There is increasing evidence that the form of low-density lipoprotein (LDL) could play an important role in the severity of acute coronary syndromes. In a study in the 17 April Circulation Shoichi Ehara and colleagues at the Osaka City University Medical School, Japan investigated the type of LDL present in the artherosclerotic plaques of patients having suffered recent coronary episodes.

The first part of the study involved 135 patients with various symptoms and signs of heart attack or angina. In all, a third suffered from a heart attack (studied within 24 hours of the attack), a third from unstable angina and a third from stable angina. These were compared with a control group. Blood samples were taken when the patients were admitted to hospital.

Patients who had a heart attack had average levels of oxidised LDL cholesterol (ox-LDL) of 1.95 ng per 5 μg of LDL protein. This compares with...

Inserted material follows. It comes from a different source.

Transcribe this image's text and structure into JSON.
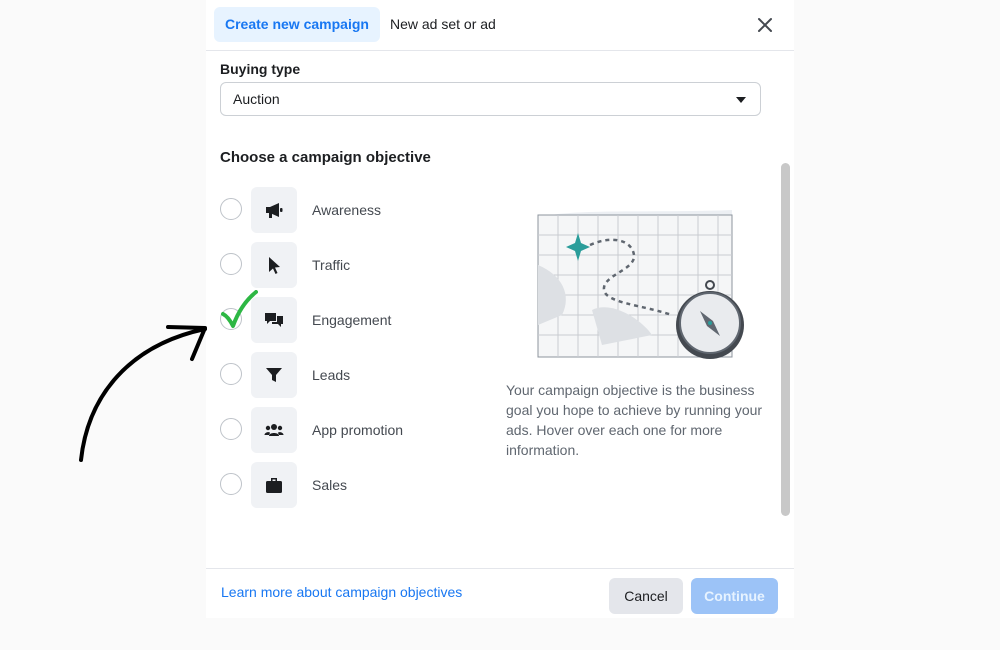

Interested in reading more?

Become a Member of

Receive full access to more than 35 years of archives, as well as TS Digest, digital editions of The Scientist, feature stories, and much more!
Already a member?